In my travels as a Clinical Psychology Lecturer I came accross a disorder known as 'Exercise Dependence' is the academic literature....which is pretty interesting...see below...
Exercise Dependence Criteria: The criteria for exercise dependence are based on the Diagnostic and Statistical Manual for Mental Disorders-IV (DSM-IV, 1994) criteria for substance dependence as well as previous research (e.g., Ogden et al., 1997; Veale, 1995). While the DSM-IV does not have specific criteria for execise dependence, the criteria for substance dependence were used as the framework. Exercise dependence is conceptualized and measured as a multidimensional maladaptive pattern of exercise, leading to clinically significant impairment or distress, as manifested by three or more of the following:
(1) Tolerance: need for increased amounts of exercise to achieve desired effect; diminished effect with continued use of same amount of exercise
(2) Withdrawal: characteristic withdrawal symptoms for exercise (e.g., anxiety, fatigue) or exercise is taken to relieve or avoid symptoms
(3) Intention Effect: exercise is often taken in larger amounts or over a longer period than was intended
(4) Lack of Control: a persistent desire or unsuccessful effort to cut down or control exercise
(5) Time: a great deal of time is spent in activities necessary to obtain exercise (e.g., physical activity vacations)
(6) Reduction in Other Activities: social, occupational, or recreational activities are given up or reduced because of exercise
(7) Continuance: exercise is continued despite knowledge of having a persisting/recurring physical or psychological problem that is likely to have been caused or exacerbated by the exercise (e.g., continued running despite injury).
What do you think? How many can you tick off? It made me think about my recent frustration with trying to increase my Kilometres after my marathon....should I? Am I entering into dependence territory?
Fortunately I think I can tick off 1.3.4. and 7. as not relating to me, although the others i am happy to accept.

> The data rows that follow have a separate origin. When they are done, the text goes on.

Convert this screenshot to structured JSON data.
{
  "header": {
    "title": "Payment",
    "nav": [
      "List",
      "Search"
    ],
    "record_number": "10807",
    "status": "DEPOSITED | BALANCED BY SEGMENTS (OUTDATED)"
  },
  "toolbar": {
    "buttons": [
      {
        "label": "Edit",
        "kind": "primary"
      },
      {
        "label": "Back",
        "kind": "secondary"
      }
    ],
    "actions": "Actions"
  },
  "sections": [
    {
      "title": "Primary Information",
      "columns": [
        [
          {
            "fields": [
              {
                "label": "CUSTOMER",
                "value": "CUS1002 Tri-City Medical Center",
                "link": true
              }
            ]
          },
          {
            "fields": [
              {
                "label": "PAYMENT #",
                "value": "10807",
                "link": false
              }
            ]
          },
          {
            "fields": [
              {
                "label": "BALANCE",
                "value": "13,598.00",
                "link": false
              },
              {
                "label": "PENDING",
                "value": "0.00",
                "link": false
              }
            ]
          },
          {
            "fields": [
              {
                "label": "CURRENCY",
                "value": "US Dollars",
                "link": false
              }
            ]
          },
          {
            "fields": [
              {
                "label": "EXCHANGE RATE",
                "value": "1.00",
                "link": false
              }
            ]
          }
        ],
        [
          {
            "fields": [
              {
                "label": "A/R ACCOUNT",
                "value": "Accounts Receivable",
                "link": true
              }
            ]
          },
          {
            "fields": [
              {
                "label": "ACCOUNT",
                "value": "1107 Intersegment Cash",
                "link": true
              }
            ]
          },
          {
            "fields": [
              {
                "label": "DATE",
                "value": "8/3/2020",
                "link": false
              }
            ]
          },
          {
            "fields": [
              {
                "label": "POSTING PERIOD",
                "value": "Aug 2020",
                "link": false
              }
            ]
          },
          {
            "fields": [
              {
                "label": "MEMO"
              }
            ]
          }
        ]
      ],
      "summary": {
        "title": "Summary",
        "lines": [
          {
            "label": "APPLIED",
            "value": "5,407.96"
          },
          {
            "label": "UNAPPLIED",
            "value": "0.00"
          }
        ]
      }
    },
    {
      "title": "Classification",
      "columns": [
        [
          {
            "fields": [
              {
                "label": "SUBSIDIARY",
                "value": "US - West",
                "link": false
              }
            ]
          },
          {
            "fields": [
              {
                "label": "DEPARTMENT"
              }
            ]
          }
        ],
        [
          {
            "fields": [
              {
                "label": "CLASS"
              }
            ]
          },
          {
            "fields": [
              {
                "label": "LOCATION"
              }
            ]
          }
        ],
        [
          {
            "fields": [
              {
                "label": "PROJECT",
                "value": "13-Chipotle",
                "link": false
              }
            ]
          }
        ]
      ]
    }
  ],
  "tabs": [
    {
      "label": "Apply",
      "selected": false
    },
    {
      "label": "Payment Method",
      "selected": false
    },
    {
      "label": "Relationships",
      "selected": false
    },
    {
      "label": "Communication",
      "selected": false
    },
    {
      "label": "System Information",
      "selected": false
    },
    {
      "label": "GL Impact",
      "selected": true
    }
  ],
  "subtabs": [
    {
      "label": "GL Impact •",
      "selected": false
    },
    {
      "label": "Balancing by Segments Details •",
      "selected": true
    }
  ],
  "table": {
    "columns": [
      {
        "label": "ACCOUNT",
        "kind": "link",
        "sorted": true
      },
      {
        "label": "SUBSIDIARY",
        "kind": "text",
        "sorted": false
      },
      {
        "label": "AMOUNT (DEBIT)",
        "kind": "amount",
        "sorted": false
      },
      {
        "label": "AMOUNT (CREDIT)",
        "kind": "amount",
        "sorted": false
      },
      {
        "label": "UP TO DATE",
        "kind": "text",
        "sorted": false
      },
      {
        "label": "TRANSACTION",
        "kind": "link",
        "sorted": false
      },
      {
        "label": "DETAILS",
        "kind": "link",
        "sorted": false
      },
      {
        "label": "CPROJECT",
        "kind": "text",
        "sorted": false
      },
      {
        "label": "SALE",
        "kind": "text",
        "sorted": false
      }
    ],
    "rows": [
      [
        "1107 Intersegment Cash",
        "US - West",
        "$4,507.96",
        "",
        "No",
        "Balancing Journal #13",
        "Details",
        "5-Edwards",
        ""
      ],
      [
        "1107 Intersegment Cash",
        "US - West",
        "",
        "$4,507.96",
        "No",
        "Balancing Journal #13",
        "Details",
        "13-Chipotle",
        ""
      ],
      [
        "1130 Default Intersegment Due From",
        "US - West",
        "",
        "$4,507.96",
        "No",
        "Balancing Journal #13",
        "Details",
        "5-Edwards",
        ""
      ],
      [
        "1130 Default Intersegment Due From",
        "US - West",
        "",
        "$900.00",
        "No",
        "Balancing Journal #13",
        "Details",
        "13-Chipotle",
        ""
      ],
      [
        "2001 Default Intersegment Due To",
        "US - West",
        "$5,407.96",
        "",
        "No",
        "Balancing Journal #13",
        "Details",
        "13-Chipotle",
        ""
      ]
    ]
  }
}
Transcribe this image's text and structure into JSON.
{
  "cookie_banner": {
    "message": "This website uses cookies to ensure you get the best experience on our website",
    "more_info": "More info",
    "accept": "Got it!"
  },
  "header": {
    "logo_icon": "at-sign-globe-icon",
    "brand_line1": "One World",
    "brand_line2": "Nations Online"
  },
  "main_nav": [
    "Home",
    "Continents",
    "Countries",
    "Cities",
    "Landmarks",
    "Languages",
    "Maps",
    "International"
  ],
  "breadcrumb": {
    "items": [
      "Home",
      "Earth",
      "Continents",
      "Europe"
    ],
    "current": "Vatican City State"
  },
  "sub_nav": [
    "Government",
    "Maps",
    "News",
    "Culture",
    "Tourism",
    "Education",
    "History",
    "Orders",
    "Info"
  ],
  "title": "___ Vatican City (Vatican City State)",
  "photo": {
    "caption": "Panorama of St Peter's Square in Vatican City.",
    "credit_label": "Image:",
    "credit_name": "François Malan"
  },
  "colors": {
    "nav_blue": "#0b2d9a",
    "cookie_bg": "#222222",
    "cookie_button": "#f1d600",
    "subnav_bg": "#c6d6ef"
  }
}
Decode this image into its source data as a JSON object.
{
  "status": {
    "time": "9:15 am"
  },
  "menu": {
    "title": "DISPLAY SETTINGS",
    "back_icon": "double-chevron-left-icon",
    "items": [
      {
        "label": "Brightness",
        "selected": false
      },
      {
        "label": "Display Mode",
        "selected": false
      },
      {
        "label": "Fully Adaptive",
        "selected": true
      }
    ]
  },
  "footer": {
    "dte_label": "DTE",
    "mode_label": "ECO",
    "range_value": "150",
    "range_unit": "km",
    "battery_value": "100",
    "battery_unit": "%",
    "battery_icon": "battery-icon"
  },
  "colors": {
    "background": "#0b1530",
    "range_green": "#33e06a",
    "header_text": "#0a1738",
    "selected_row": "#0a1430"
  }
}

7. is a particularly strong reminder not to run as much when injured...
If your interested check out the book above too